Directions for this task
Please copy each line of the listing below in which the word "camera" appears.

Records for the task
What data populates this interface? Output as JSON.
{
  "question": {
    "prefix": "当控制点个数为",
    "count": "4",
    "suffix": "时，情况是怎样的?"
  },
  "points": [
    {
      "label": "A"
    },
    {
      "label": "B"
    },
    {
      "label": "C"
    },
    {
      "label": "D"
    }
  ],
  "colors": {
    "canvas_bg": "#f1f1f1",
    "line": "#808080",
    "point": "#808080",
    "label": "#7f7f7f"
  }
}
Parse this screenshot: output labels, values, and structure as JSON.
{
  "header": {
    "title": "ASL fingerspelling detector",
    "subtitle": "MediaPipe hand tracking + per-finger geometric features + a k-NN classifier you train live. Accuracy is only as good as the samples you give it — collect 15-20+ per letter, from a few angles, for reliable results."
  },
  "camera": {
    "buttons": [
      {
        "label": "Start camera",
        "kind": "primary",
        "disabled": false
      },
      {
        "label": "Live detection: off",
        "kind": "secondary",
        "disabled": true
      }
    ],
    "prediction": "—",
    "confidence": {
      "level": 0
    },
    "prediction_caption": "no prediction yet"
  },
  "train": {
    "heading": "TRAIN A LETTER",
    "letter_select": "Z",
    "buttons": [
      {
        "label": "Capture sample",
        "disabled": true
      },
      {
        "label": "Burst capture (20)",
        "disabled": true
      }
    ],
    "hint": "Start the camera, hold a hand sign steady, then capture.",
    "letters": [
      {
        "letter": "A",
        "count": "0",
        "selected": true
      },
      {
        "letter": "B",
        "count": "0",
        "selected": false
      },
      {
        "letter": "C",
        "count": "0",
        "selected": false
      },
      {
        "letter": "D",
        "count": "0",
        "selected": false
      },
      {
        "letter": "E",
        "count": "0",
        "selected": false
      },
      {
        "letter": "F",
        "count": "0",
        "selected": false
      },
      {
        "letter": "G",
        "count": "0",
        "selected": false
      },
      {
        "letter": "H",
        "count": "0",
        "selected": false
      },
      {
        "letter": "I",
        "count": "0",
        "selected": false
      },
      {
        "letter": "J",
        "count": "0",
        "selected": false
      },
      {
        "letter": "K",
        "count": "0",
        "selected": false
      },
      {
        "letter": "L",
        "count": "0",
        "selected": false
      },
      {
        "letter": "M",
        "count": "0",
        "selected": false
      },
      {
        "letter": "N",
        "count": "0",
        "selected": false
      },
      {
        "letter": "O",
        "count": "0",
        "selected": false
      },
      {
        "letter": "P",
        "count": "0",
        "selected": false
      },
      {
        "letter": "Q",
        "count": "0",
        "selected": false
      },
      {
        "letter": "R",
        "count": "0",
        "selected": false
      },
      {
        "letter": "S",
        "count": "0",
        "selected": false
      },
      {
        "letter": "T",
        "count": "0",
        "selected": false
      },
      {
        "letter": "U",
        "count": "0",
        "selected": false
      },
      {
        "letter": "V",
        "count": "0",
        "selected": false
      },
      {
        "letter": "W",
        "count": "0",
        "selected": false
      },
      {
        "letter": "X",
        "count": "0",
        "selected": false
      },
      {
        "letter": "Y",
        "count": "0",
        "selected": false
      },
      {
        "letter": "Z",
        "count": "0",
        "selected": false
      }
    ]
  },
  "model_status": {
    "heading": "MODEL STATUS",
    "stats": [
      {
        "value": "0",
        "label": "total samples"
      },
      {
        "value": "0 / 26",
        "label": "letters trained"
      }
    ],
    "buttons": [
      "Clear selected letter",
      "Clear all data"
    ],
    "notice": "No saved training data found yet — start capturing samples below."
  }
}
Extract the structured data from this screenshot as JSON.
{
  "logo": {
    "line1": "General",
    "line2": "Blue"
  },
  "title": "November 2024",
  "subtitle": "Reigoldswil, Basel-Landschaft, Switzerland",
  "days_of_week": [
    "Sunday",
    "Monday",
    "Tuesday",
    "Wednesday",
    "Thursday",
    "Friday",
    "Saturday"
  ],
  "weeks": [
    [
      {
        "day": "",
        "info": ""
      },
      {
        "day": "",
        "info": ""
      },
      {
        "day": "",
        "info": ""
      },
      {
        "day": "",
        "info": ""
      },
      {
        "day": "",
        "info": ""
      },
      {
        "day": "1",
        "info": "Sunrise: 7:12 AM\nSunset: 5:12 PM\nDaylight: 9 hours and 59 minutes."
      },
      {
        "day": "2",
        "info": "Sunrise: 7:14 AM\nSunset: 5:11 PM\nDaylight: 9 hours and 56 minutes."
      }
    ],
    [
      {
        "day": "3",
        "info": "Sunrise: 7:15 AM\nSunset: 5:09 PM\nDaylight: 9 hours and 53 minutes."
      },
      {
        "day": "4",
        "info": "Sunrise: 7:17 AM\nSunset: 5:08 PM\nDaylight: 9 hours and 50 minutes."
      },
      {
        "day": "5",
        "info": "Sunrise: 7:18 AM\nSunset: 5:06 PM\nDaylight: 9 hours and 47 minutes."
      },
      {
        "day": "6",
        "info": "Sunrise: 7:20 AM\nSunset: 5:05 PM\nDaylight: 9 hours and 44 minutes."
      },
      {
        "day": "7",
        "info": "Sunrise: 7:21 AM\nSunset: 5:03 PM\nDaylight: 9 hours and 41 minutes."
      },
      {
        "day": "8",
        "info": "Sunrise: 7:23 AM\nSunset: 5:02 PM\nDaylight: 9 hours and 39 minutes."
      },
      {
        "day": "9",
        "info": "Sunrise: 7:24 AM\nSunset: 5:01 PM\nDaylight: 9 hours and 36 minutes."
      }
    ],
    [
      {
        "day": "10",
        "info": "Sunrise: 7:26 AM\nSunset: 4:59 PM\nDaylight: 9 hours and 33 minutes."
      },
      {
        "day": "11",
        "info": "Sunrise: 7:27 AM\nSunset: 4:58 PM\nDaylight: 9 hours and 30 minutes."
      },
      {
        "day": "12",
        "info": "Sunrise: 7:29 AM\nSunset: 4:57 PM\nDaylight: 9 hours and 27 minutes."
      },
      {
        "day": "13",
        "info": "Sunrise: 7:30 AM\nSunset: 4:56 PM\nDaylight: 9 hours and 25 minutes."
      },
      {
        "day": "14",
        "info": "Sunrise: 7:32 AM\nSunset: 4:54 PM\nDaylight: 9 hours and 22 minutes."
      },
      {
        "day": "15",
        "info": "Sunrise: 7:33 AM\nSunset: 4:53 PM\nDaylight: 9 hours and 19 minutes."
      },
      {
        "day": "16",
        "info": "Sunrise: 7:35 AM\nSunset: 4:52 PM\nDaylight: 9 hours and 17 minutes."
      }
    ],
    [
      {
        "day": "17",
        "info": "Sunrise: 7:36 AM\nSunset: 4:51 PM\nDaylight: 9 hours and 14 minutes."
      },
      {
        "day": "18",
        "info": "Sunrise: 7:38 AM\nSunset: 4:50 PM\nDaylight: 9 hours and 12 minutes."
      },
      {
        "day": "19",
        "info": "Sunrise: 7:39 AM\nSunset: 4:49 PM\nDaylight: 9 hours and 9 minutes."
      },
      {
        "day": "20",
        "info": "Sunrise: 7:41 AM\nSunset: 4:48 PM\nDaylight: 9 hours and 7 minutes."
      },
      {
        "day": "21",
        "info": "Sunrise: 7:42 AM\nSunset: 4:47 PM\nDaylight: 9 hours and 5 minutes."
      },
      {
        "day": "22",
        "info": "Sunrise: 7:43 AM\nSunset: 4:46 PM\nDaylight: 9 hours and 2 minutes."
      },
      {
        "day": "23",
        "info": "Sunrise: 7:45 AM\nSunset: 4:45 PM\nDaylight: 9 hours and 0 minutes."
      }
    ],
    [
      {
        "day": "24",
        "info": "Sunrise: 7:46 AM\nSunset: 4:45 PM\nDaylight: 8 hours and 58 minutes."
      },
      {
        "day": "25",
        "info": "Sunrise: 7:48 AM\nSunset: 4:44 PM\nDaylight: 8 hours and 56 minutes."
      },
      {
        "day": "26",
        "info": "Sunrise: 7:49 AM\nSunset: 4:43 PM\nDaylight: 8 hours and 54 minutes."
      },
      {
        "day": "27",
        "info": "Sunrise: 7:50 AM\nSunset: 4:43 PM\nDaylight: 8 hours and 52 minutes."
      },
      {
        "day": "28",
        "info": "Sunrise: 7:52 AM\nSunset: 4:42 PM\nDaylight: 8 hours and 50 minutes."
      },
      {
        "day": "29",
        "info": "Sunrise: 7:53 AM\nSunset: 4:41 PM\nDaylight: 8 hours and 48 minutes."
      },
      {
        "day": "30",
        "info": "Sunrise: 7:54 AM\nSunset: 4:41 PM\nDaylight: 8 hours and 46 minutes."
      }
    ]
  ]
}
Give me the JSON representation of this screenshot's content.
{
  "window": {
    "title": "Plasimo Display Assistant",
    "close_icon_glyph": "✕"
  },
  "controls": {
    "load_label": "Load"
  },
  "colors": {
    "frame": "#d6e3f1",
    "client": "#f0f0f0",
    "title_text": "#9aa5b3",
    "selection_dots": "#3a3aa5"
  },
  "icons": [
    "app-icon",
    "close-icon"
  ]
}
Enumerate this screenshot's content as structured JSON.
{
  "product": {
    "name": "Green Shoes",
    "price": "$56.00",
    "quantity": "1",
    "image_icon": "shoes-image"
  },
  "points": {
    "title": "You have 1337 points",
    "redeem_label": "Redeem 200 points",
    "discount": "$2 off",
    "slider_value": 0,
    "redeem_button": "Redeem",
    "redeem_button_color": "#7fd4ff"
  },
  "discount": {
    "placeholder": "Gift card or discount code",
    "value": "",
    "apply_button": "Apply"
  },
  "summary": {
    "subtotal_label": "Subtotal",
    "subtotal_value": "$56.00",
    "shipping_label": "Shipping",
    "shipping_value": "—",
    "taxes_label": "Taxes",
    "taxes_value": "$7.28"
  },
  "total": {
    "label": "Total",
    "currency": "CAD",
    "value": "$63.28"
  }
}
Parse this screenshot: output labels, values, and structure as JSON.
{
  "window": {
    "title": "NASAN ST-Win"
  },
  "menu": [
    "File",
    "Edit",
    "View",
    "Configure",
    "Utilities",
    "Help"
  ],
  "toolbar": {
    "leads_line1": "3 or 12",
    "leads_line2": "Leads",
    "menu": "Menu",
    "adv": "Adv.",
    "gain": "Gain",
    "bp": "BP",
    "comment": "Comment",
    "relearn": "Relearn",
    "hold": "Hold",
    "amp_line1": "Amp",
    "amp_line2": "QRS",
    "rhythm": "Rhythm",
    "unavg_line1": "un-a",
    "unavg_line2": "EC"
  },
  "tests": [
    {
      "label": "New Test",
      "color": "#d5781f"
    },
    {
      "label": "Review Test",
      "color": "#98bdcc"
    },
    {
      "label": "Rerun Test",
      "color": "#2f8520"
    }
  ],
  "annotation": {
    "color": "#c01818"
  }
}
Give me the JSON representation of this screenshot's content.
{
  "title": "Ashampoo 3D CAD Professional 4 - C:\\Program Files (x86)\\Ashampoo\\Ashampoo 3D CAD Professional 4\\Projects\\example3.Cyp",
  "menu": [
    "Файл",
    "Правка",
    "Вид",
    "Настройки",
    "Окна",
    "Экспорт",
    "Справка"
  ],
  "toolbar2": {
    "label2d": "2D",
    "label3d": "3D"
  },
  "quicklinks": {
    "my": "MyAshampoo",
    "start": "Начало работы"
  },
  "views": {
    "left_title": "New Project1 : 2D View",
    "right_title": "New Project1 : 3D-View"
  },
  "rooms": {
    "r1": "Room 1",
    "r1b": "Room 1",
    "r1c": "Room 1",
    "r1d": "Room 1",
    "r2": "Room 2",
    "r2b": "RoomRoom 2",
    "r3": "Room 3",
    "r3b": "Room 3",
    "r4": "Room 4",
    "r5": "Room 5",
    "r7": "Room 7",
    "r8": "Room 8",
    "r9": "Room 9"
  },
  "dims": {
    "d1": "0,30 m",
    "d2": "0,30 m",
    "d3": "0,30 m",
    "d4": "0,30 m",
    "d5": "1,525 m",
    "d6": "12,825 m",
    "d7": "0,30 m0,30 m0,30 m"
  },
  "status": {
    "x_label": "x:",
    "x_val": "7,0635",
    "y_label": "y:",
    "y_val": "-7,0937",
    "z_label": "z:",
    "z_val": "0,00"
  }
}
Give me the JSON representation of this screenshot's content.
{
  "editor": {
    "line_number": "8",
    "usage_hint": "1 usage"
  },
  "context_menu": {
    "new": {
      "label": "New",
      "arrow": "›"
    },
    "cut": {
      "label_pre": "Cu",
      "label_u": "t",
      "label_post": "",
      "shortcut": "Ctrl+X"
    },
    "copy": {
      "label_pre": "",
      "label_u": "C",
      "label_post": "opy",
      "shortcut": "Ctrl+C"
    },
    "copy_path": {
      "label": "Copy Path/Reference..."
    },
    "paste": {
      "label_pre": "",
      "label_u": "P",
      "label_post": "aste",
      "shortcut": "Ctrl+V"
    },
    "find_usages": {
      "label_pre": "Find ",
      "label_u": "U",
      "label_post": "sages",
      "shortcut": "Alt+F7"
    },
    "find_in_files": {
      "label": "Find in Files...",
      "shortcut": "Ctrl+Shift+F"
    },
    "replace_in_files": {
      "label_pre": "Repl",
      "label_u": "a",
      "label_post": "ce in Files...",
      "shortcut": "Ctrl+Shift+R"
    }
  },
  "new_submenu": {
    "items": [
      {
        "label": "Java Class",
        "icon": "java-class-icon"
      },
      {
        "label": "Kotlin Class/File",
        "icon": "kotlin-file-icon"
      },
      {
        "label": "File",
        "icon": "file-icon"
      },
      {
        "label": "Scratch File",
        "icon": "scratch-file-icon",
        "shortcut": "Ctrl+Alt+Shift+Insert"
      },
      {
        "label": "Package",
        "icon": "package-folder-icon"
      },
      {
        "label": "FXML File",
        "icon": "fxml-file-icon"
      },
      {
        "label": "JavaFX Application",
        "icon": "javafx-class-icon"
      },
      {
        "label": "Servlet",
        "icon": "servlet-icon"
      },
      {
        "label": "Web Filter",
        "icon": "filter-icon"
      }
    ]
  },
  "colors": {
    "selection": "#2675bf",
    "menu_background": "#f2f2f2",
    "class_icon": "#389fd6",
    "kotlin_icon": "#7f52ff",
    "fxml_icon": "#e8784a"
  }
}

Finished task
  "camera": {
        "label": "Start camera",
    "hint": "Start the camera, hold a hand sign steady, then capture.",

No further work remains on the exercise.